BF: It is important to do research on the opportunity. That includes knowing who you are working with. Get references and talk to people who have been in your shoes. Learn what to expect. Do your due diligence with regard to people and resources.
When discussing your product, or idea, with a potential licensee or manufacturer, you are not obligated to work with them. However, be sure you have vetted the manufacturer as recommended. A licensee or manufacturer may be interested in adding your product to its product line, but may change your product slightly. This could be to fit certain specifications or to make the product easier to manufacture. Thus, you do not have to perfect your product if you plan to license it.
RH: What is your proudest moment?
BF: I actually have two. Being on television representing and promoting your very own invention now a product and seeing it on a store shelf is amazing. Also, when I work with an inventor to bring his or her product on the shelf is also rewarding. Bottom line, seeing a product used as intended by others is satisfying and exciting.
RH: Do you have any final words for our readers? Perhaps a check list of “must dos”.
BF: Sure. I tell the inventors that I work with several key things:
- Keep an open mind
- Listen to what people say, especially those you are working with

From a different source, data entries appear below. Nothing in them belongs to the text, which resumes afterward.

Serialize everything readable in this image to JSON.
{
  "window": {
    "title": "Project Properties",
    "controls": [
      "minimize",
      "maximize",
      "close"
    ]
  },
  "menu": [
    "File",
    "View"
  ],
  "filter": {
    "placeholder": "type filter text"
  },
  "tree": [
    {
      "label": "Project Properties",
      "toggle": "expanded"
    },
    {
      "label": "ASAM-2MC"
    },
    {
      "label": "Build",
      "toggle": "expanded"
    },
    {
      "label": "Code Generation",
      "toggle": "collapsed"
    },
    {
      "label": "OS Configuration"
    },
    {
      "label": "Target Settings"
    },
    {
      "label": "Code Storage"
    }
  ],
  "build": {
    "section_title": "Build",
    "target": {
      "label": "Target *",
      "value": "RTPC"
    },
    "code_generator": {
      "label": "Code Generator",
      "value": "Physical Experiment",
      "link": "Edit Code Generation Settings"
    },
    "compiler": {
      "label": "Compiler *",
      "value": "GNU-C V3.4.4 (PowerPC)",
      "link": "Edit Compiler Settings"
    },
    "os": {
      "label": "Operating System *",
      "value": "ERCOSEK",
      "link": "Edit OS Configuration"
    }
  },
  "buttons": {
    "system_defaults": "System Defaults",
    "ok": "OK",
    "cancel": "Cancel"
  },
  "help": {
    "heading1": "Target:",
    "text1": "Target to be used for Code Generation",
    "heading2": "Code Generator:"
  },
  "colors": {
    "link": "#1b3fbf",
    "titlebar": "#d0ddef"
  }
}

- Do your own research and due diligence
- Follow your dreams
- Bringing something to life and sharing it with others IS the ultimate goal

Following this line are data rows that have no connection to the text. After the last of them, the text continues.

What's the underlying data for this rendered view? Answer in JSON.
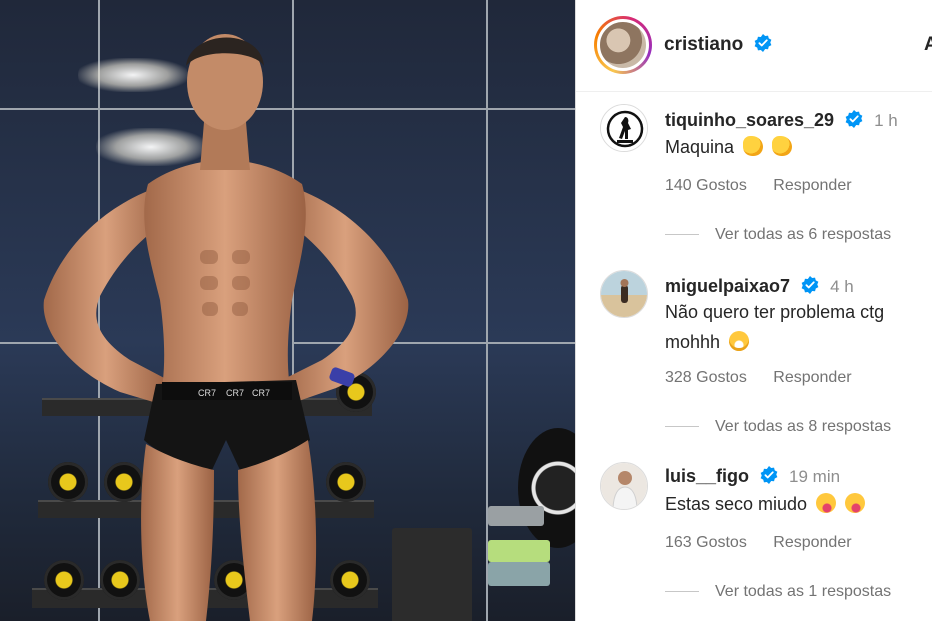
{
  "post": {
    "author": "cristiano",
    "author_verified": true,
    "header_action": "A"
  },
  "colors": {
    "verified": "#0095f6",
    "text_primary": "#262626",
    "text_secondary": "#737373"
  },
  "comments": [
    {
      "username": "tiquinho_soares_29",
      "verified": true,
      "time": "1 h",
      "text": "Maquina",
      "emoji": [
        "clapping-hands",
        "clapping-hands"
      ],
      "likes": "140 Gostos",
      "reply_label": "Responder",
      "view_replies": "Ver todas as 6 respostas"
    },
    {
      "username": "miguelpaixao7",
      "verified": true,
      "time": "4 h",
      "text_line1": "Não quero ter problema ctg",
      "text_line2": "mohhh",
      "emoji": [
        "grinning-sweat-face"
      ],
      "likes": "328 Gostos",
      "reply_label": "Responder",
      "view_replies": "Ver todas as 8 respostas"
    },
    {
      "username": "luis__figo",
      "verified": true,
      "time": "19 min",
      "text": "Estas seco miudo",
      "emoji": [
        "zany-face",
        "zany-face"
      ],
      "likes": "163 Gostos",
      "reply_label": "Responder",
      "view_replies": "Ver todas as 1 respostas"
    }
  ]
}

- Look at your idea as a business. Separate your emotions from the business in order to make clear decisions. BOTTOM LINE – will you make money from your idea?
- Timing is everything. The market may not support your idea today, but months or years later the idea could take off. For example, I began selling “Eggstra Space” via various distribution methods. Today, there may be an opportunity to sell it in a retail store.
Attendees of Invention-Con 2018, the United States Patent and Trademark Office’s (USPTO’s) conference for inventors, makers and entrepreneurs had the opportunity to hear Brian speak about his experience. Many inspiring inventors that attended the conference were also able to speak with Brian during the breaks and after the daily events to receive his expert advice and tips for success.
The USPTO gives you useful information and non-legal advice in the areas of patents and trademarks. The patent and trademark statutes and regulations should be consulted before attempting to apply for a patent or register a trademark. These laws and the application process can be complicated. If you have intellectual property that could be patented or registered as a trademark, the use of an attorney or agent who is qualified to represent you in the USPTO is advised.